As to the singers, the star was clearly Wallis Giunta. She has a lovely voice and it was most effective when it really mattered i.e. in The Lament where she really took advantage of the freedom from a dance rhythm. She also took some of the classic lines with real relish “Thus by the fatal banks of Nile, weeps the deceitful crocodile” with a real snarl at the end. She also, of course, looked fantastic. It was the usual heaving bosoms aesthetic and Wallis heaves with the best of them. Chris Enns made the most of Aeneas. He doesn’t have a lot to do and he’s not a big, booming Aeneas like, say, Lucas Meacham but he’s pleasing to listen to. Plus any guy who can appear in tights with a pig’s head on a stick and not look utterly idiotic deserves a break. I’m really not sure that Meghan Lindsey was a good choice as Belinda. A mezzo Dido really needs a light, bright soprano foil and Meghan is on the bigger, darker side with rather a lot of vibrato. Laura Pudwell as the Sorceress seemed a bit understated, which is odd. I thought the Mercury episode too needed more menace and eeriness than it got. Her sidekicks, sung by Ellen McAteer and Karine White were a highlight. They had a bit more freedom to move naturally, sang well and generally brightened things up. Cory Knight as the Sailor rounded out the cast effectively enough though the staging of that scene was weird. After all nothing says sailors like long red coats with gilt buttons and knee breeches.
I’m not sure about the decision to use a small male chorus supplemented by a relatively large children’s chorus. (singing from the boxes as usual). The myth that Dido and Aeneas was composed for a girls’ school dies hard. I think I would have preferred a smaller group and a more focussed sound though part of the issue may be the problematic Elgin acoustic. Tafelmusik were their usual excellent selves. David Fallis conducted. I think a lot of his choices must have been constrained by the amount of dance on stage. There was a rigidity I find alien to a piece steeped in a more flexible English musical tradition.
So, in summary, it’s Dido and Aeneas crammed into the Opera Atelier straitjacket and I realise that complaining about that at this point is like complaining that Andrew Lloyd Webber recycles the same tunes over and over. So it goes
Photo credits: Bruce Zinger
No comment about the sailor with the boat on his head?
(I enjoyed it, don’t get me wrong, but that was weird.)
Funnily enough it’s not even especially original. Atom Egoyan did something similar in his Così.
I’ve read that Purcell originally had a prologue for Dido and Aeneas for performances around 1689 and in the early 1700s. Apparently the prologue became lost six decades after Purcell composed the music, libretto by Nahum Tate. Interesting that director Marshall Pynkowski restored a prologue to Opera Atelier’s excellent production.
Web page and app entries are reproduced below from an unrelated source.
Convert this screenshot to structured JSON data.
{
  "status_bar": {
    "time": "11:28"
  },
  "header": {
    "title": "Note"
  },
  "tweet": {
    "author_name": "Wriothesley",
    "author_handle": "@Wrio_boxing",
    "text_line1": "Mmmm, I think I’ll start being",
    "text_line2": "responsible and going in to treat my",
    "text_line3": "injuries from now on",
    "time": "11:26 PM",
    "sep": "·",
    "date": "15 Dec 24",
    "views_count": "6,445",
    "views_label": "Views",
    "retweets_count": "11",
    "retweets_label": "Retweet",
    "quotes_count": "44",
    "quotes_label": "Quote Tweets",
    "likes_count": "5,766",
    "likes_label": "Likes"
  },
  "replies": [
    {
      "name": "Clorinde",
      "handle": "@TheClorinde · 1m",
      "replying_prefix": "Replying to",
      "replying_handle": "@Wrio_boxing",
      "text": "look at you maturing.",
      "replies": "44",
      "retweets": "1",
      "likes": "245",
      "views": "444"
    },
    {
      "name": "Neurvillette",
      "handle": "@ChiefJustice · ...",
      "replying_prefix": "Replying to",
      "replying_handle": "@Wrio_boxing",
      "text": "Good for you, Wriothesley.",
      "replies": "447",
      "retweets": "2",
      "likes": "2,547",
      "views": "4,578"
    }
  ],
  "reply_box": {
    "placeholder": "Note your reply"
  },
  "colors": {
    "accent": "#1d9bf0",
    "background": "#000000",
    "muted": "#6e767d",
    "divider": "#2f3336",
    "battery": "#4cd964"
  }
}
I should say add more correctly, that the prologue (and part of act 2 and some dances) were lost within six decades, and it has been suggested that the original prologue was lost before 1710. (Curtis A.Price, author of Henry Purcell and the London Stage, pages 239–245.)
Pingback: Opera Atelier 2020/21 | operaramblings